It is one of the fascinating things about Gandhiji that he developed from this position—a lawyer petitioning the Raj—to that of swaraj (self-rule), which finally went beyond the political. But it is also a fact that in his words Gandhiji seldom ceased to face the West. It is difficult today; it was impossible then. It was only in his evolving practice—including the garb Churchill never understood— that he consciously ignored the West and faced only his own peoples.
Unless this fact is borne in mind, all biographies of Gandhi will end up being biographies of Ghandi.
I am sometimes asked by aspiring writers to suggest a reading list. I tell them: Read as widely as possible. So here is something for those of you who like chick lit.
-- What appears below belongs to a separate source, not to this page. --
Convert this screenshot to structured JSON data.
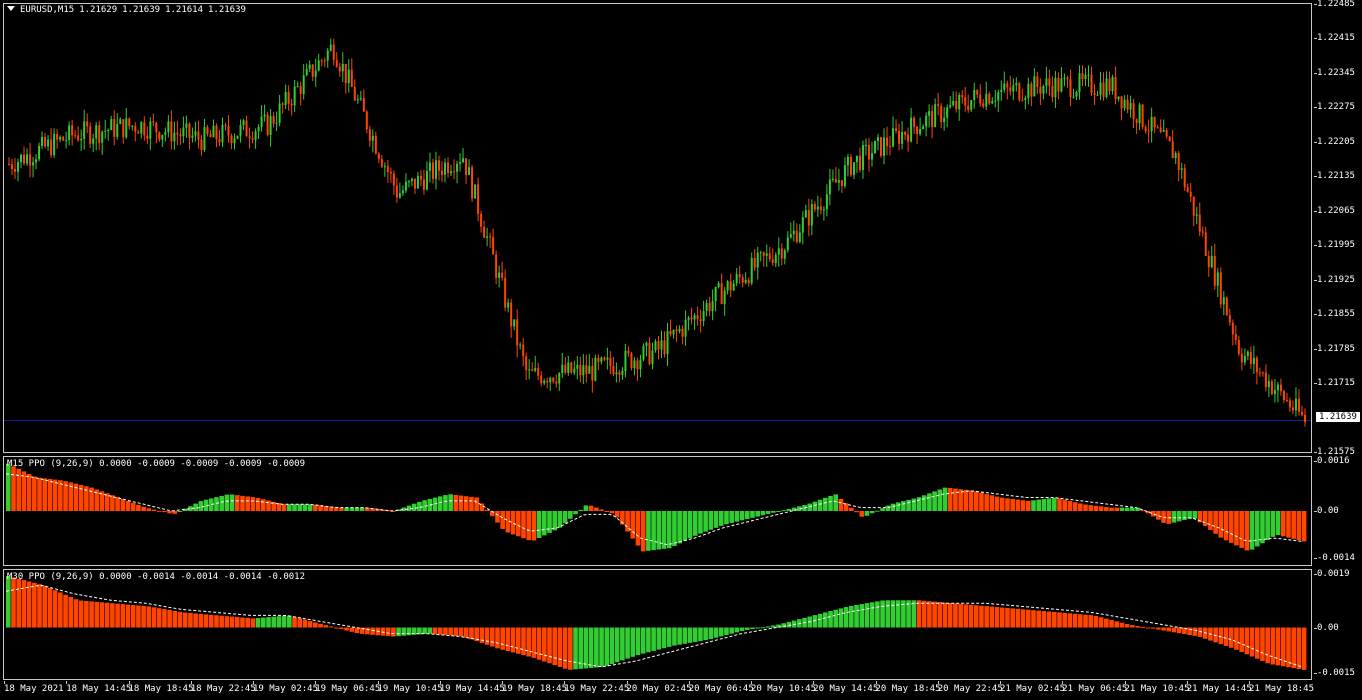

Susan Hatler, who writes humorous and emotional “young adult” novels, is out with her latest: The Boyfriend Bylaws. It is about Melanie Porter, who has been dumped—again. When others accuse her of “being in love with being in love”, she agrees to let her best friend, Patti, step in and direct her dating life with “the Boyfriend Bylaws”.
Kris Saknussemm’s new novel, Enigmatic Pilot, belongs to the category of fantasy literature. Its protagonist is a six-year-old boy who could not possibly exist in real life but is eminently believable—and a refreshing contrast to children in some recent non-fantasy novels who could exist in real life and remain irritatingly unbelievable. Enigmatic Pilot is a rip-roaring trip through a fantastic mid-19th century America, a “tall tale too true” written in the spirit of Mark Twain’s novelistic journeys.
Write to Tabish at firstname.lastname@example.org